• _Recorded data_
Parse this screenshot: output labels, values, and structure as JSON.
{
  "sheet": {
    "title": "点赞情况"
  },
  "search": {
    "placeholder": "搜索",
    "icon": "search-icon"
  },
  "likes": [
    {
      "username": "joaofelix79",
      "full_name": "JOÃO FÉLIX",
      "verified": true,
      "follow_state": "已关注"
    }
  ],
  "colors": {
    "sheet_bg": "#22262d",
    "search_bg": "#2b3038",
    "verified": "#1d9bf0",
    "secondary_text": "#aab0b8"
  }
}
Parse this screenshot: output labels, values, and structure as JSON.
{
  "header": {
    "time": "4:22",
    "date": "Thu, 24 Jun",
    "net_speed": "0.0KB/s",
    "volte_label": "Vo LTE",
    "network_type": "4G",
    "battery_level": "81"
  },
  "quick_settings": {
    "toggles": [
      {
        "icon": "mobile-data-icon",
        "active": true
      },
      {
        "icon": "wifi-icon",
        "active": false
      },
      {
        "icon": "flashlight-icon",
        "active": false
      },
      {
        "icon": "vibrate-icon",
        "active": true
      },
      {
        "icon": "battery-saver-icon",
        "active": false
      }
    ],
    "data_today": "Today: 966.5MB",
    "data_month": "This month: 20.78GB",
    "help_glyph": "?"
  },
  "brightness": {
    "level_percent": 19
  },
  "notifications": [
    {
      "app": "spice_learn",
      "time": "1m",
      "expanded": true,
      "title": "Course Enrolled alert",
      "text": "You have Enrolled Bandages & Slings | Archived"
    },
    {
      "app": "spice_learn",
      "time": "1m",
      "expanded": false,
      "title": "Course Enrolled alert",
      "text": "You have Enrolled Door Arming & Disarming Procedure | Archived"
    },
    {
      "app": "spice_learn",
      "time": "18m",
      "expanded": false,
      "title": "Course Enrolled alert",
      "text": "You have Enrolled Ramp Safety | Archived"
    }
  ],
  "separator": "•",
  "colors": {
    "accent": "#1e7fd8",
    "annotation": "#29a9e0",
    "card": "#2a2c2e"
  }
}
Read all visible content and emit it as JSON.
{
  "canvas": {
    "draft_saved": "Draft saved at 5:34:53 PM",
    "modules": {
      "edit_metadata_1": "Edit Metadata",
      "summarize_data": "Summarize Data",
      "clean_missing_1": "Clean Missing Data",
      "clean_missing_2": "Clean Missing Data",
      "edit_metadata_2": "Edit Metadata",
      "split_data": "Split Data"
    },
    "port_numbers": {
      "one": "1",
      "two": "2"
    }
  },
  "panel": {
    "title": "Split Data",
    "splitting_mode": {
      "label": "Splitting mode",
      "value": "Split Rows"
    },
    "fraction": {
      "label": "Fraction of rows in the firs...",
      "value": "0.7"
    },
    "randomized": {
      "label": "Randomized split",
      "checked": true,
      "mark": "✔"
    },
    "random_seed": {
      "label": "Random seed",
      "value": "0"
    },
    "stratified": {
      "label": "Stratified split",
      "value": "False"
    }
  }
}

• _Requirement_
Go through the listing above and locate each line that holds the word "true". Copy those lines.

• _Written solution_
      "verified": true,
        "active": true
        "active": true
      "expanded": true,
      "checked": true,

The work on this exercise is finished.